When installing Ruby 1.8.7 with rbenv, there were compilation issues due to an issue with Tk. After digging through the output log, it turns out it was looking for an Xlib header and failing. This can be resolved by exporting an additional include path to GCC:
If you’re not using bundler’s binstubs with RVM integration yet, you should give it a try! This means you don’t have to type “bundle exec” ever again.
chmod +x $rvm_path/hooks/after_cd_bundler
bundle install -—binstubs
With rvm integration enabled, the “bin” directory is added to your path each time you cd into a project directory with binstubs. That means you can just run “rake”. If you aren’t ignoring the “bin” directory in your project, you should do so:
# .gitignore bin/
It’s been two and a half years since my last laptop. It’s neat to look back and see how much has improved since then for setting up a Ruby development environment.
Of particular note, Homebrew, RVM, and Bundler did not exist back then.
Here’s how I set up an OS X 10.7 (Lion) thoughtbot laptop in 2011.
I need GCC to help install everything else so I downloaded GCC for Lion.
We used to have to install XCode to get GCC when OS X wasn’t for developers, which was a 3-4GB download and took 10GB+ of space. Buzzkill.
However, Kenneth Reitz, one of the Readability guys, fixed this with his OS X GCC installer, which is a comparatively svelte 272MB download.

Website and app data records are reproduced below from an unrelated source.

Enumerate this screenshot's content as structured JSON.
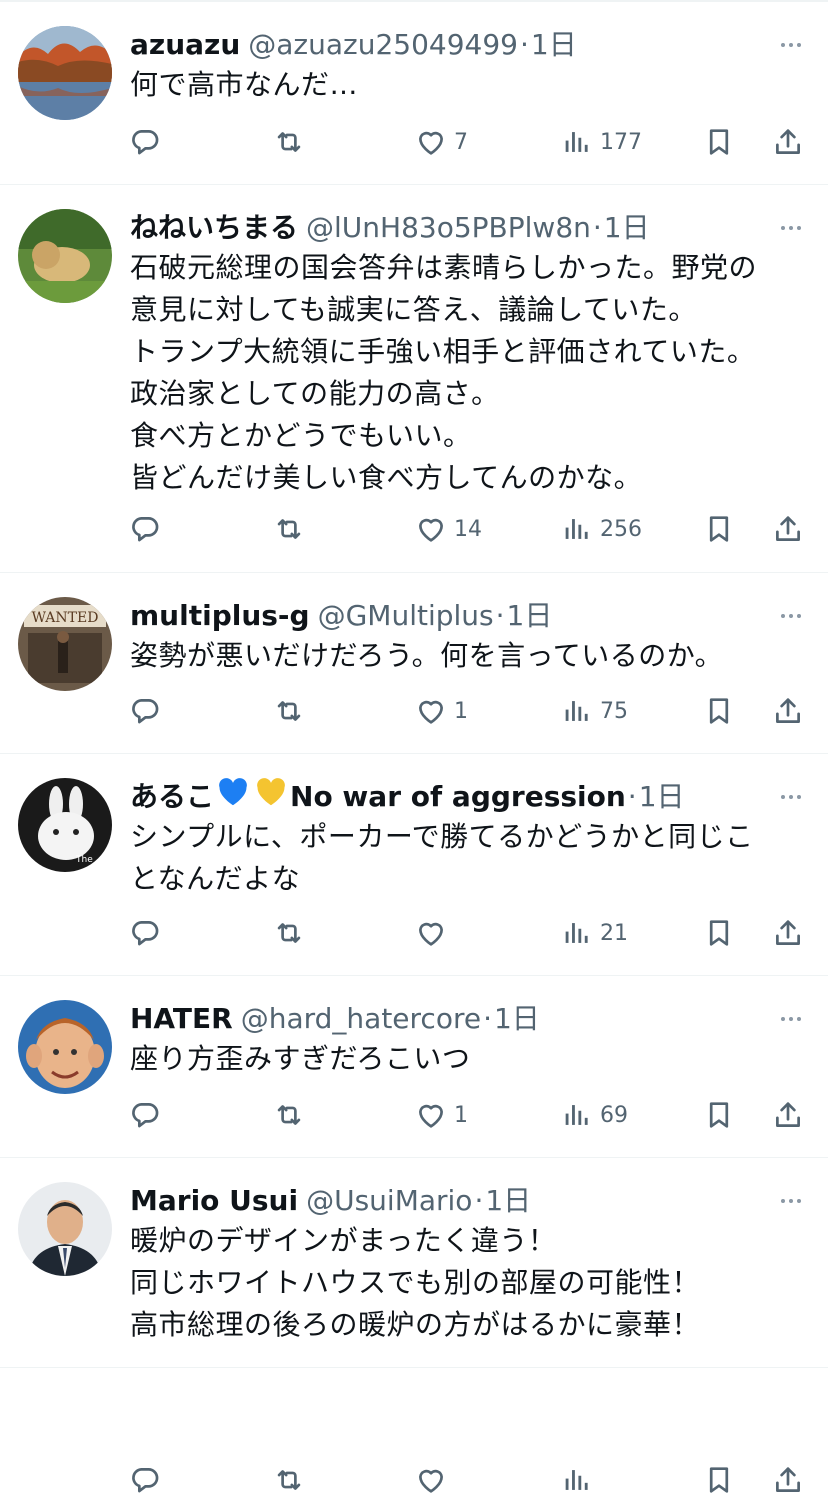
{
  "colors": {
    "text": "#0f1419",
    "muted": "#536471",
    "divider": "#eff3f4",
    "blue_heart": "#1d7ff3",
    "yellow_heart": "#f4c430"
  },
  "icons": {
    "reply": "reply-icon",
    "retweet": "retweet-icon",
    "like": "like-icon",
    "views": "views-icon",
    "bookmark": "bookmark-icon",
    "share": "share-icon",
    "more": "more-icon"
  },
  "tweets": [
    {
      "name": "azuazu",
      "handle": "@azuazu25049499",
      "time": "1日",
      "text": "何で高市なんだ…",
      "replies": "",
      "retweets": "",
      "likes": "7",
      "views": "177"
    },
    {
      "name": "ねねいちまる",
      "handle": "@lUnH83o5PBPlw8n",
      "time": "1日",
      "text": "石破元総理の国会答弁は素晴らしかった。野党の\n意見に対しても誠実に答え、議論していた。\nトランプ大統領に手強い相手と評価されていた。\n政治家としての能力の高さ。\n食べ方とかどうでもいい。\n皆どんだけ美しい食べ方してんのかな。",
      "replies": "",
      "retweets": "",
      "likes": "14",
      "views": "256"
    },
    {
      "name": "multiplus-g",
      "handle": "@GMultiplus",
      "time": "1日",
      "text": "姿勢が悪いだけだろう。何を言っているのか。",
      "replies": "",
      "retweets": "",
      "likes": "1",
      "views": "75"
    },
    {
      "name": "あるこ",
      "name_suffix": "No war of aggression",
      "handle": "",
      "time": "1日",
      "text": "シンプルに、ポーカーで勝てるかどうかと同じこ\nとなんだよな",
      "replies": "",
      "retweets": "",
      "likes": "",
      "views": "21"
    },
    {
      "name": "HATER",
      "handle": "@hard_hatercore",
      "time": "1日",
      "text": "座り方歪みすぎだろこいつ",
      "replies": "",
      "retweets": "",
      "likes": "1",
      "views": "69"
    },
    {
      "name": "Mario Usui",
      "handle": "@UsuiMario",
      "time": "1日",
      "text": "暖炉のデザインがまったく違う！\n同じホワイトハウスでも別の部屋の可能性！\n高市総理の後ろの暖炉の方がはるかに豪華！",
      "replies": "",
      "retweets": "",
      "likes": "",
      "views": ""
    }
  ]
}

Later on, when we’re installing things using Homebrew, we’ll see warnings like:
Xcode is not installed! Builds may fail!
But, the builds will build fine.
While that’s installing, we’ll customize our environment a little.
I need a public key to get access to private Github repositories.
ssh-keygen -t rsa
I’m kept hitting “enter” until it was done. Alternatively, I could have brought my old SSH key over but I’m not into falconry.
We have a standard set of configurations for vim, irb, git, zsh, and more.
I cloned the repo:
git clone git://github.com/thoughtbot/dotfiles.git
I ran the installer:
This sets up the appropriate symlinks (
~/.irbrc, etc.). I’ll stay up-to-date and contribute using the fork-track-update flow described in the README.
dotfiles assume zsh so I switched from the bash default to zsh:
chsh -s /bin/zsh
We’re pretty much all vim users here so it’s nice having super-quick home-row access to the
Control key… and who uses Caps Lock, anyway?
System Preferences > Keyboard > Modifier Keys
Already installed by default, but I set the global config:
git config --global user.name "Your Name" git config --global user.email firstname.lastname@example.org
I’m using Heroku for all my apps right now. However, thoughtbot’s clients and even our own apps like Trajectory are not owned by my Heroku account. So, it comes in handy to be able to switch to a different account on a project basis.
heroku plugins:install git://github.com/ddollar/heroku-accounts.git heroku accounts:add dan --auto heroku accounts:add thoughtbot --auto heroku accounts:add client --auto heroku accounts:default dan
Once GCC is downloaded and installed, I’m ready for the heavy-duty installation using our laptop script.
bash < <(curl -s https://raw.github.com/thoughtbot/laptop/master/mac)
It took about 15 minutes for everything to install.
While it’s running, it copies your SSH key to the clipboard and opens your Github SSH page. Paste your SSH key so your Github account is authenticated to your machine.
We wrote a laptop script because we help hundreds of people a year get a Ruby development environment set up at workshops and Boston Ruby hackfests. One time we set up 30 business school students’ laptops in 3 hours.
If you read our source, you’ll see it it’s very simple but more invasive than, say, the excellent Cinderella by Corey Donohoe, which uses Chef to keep your machine tidy. We’re assuming the person definitely wants a “thoughtbot laptop”.
It’s pretty easy to write a wrapper that installs Homebrew, RVM, and your favorite databases and gems so consider forking our project and writing your own script, just like you might write your own Rails template script like Suspenders.